Edward Burnett Tylor, father of modern anthropology claims culture “in its ethnographic sense, is a complex whole which includes knowledge, belief, morals, art, law, custom, and any other capabilities and habit acquired by man as a member of society” This means, simply, culture is how humans in a society behave. All over the world all people are part of individual segmented cultures, divided by tradition, environment, and perhaps most importantly, language. Money, however, seems to be immune to these societal boundaries and is more than just fictional, it is an ideology shared among multiple cultures, linking them together.
The tribal culture of Yap, used limestone disks as a form of currency. These disks varied in size and the bigger the disk the more wealth it represented (some even went up to 12 feet in diameter). All it took to claim possession of one of these disks is simply a general consensus among the villagers of to whom it belongs.

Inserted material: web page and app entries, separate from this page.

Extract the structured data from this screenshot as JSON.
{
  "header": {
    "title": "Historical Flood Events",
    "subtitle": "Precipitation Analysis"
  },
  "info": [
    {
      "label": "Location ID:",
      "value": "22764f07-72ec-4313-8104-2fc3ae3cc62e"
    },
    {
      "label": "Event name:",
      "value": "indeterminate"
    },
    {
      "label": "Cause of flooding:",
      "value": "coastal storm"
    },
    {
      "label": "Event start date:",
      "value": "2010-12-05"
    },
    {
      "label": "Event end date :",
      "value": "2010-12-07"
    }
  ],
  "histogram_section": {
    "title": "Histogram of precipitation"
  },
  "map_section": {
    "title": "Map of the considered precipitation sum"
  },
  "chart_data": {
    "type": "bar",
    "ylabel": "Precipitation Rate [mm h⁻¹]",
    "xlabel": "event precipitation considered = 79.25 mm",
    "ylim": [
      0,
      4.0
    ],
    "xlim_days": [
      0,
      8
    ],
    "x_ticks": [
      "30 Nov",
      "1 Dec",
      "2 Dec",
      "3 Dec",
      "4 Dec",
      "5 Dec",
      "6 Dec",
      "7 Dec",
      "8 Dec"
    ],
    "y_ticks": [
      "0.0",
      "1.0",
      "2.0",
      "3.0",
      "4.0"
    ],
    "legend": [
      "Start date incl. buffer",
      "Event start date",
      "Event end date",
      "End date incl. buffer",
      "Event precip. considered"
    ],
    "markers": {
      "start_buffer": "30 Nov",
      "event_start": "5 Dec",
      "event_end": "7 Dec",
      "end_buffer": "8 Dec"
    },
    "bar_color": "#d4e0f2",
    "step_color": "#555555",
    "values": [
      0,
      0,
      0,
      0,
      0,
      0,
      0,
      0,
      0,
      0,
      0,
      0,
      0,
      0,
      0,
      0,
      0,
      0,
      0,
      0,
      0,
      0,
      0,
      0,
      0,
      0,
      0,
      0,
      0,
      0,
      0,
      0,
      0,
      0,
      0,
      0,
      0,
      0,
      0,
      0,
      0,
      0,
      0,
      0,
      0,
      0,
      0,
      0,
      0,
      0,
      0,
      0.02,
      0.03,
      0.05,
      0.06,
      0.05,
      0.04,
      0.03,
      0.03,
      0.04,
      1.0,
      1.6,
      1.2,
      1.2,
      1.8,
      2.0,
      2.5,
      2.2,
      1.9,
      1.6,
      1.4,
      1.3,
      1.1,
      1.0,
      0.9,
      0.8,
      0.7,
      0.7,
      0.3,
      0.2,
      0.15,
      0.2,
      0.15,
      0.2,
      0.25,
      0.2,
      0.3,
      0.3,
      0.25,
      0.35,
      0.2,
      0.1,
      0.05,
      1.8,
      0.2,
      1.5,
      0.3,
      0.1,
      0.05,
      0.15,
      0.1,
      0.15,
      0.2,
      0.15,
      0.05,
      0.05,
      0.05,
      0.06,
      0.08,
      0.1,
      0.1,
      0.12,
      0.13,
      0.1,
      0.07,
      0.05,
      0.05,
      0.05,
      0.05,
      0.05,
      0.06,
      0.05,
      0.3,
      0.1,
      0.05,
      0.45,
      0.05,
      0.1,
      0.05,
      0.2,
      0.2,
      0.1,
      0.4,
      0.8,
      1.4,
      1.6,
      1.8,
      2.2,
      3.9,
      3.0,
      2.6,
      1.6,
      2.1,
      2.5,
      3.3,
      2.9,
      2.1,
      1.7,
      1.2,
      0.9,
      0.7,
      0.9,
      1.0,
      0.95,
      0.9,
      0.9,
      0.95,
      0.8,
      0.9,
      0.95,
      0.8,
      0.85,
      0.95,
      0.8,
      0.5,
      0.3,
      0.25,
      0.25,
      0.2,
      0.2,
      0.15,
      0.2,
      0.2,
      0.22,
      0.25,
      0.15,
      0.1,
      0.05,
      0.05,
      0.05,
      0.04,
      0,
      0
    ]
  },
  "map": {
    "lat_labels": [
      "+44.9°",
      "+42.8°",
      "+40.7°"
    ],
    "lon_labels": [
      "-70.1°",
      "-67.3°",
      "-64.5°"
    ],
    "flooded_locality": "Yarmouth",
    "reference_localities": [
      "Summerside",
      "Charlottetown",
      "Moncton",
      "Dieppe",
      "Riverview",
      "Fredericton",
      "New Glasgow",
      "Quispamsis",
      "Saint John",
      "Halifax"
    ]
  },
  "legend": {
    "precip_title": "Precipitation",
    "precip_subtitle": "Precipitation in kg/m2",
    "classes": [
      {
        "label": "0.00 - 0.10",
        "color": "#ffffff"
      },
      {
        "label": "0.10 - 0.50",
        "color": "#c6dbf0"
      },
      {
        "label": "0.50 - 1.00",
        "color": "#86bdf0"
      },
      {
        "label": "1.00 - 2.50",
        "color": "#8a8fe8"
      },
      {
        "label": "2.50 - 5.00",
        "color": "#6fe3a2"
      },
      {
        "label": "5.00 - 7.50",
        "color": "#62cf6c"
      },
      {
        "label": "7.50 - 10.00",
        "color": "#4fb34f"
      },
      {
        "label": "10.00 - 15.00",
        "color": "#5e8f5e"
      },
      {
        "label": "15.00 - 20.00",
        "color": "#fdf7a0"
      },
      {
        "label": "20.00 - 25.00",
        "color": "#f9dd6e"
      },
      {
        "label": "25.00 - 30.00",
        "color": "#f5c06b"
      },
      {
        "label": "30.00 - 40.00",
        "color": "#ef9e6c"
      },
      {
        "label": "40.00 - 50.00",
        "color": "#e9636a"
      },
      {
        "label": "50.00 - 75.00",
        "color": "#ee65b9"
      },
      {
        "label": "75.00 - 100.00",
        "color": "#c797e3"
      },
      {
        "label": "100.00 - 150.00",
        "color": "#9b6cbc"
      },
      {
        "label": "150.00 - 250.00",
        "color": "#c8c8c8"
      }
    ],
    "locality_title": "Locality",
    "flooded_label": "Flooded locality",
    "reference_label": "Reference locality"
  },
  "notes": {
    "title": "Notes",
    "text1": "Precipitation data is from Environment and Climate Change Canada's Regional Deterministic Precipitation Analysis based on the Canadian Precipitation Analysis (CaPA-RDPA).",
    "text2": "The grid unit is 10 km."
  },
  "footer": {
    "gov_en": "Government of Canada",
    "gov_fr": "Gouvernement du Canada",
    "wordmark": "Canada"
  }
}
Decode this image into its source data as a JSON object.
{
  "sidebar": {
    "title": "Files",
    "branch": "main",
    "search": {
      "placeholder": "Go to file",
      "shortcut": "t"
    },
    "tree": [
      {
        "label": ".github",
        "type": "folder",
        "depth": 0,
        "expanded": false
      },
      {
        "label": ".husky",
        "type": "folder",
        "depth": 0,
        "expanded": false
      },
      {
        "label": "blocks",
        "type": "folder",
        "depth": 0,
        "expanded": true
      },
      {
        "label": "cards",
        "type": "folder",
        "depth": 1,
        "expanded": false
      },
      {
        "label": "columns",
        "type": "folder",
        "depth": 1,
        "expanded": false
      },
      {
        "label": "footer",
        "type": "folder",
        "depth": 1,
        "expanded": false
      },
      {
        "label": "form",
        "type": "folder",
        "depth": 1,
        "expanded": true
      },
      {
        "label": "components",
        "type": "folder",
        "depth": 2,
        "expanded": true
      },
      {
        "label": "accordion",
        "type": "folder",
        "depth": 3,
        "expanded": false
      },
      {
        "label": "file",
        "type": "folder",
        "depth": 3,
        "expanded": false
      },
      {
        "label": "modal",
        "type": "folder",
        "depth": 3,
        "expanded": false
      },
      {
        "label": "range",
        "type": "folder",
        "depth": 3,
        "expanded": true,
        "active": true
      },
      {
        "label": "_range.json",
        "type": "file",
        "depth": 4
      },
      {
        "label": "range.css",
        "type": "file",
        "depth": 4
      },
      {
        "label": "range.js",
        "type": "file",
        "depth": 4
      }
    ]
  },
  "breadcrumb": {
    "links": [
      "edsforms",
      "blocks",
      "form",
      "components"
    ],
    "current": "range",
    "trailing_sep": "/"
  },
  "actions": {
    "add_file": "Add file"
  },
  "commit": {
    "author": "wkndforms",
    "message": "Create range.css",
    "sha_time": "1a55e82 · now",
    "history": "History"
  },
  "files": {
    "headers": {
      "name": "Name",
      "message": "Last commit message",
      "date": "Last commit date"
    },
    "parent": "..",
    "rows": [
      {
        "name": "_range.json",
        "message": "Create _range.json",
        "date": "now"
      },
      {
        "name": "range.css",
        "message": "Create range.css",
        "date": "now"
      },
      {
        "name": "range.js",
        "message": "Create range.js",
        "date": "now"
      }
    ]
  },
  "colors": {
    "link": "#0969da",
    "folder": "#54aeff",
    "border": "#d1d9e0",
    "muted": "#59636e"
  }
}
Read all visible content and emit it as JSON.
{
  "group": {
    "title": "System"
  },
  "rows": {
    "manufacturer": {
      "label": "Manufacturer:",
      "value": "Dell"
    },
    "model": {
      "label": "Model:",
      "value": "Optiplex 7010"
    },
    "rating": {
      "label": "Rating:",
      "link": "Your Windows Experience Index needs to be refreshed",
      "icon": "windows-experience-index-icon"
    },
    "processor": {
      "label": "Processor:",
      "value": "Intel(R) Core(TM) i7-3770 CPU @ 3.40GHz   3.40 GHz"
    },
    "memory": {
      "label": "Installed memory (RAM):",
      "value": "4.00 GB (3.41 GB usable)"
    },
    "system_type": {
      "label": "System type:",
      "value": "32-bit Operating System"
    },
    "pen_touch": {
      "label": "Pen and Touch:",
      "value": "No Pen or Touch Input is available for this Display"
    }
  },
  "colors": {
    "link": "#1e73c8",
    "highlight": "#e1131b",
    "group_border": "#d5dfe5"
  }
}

Eventually this island became part of a German colony. The Germans wanted these islanders to clean up the paths they used to get around the village, but to the villagers, the paths were perfectly fine as is. After failing to convince the islanders to clean up the paths, they resorted to the one thing that was understood against these highly contrasting cultures; money. The Germans took black paint and painted crosses on the largest of the limestone disks and claimed ownership of them. This acted as a sort of fine to the Yap people for not being obedient. They then immediately got to work cleaning the paths. After the job was complete the Germans removed the black crosses and restored the wealth to the islanders. While sharing no common language, tradition, lifestyles, and overall culture between the Germans and Yap; the concepts of fines, debts, wages and wealth was understood equally from both parties.
Culture originally exists because humans needed cooperation in order to survive, due to them not having any phenotypically superior traits other than intellect and perspiration. It took banding together under a common ideology in order to ensure their survival. No beast was too great for humanity to overcome due to their ability to cooperate and adapt. Culture itself is not represented as a physical item, it is represented through behavior, just like money. Money is as real as culture, and it is the only common cultural trait shared worldwide. Perhaps the idea of money is the first step towards universal cooperation among all of humanity. Which may never happen, but either way, money is, most assuredly, more than just fiction.
Friedman, Milton. “The Island of Stone Money.” Diss. Hoover Institution, Stanford University , 1991.
“The Invention of Money | This American Life.” This American Life. N.p., 7 Jan. 2011. Web. 04 Sept. 2015.
Tylor, Edward. 1920 . Primitive Culture. New York: J. P. Putnam’s Sons
“Japan’s Latest Economic Transfusion” nytimes, 13 January 2013. Web. 8 September 2015.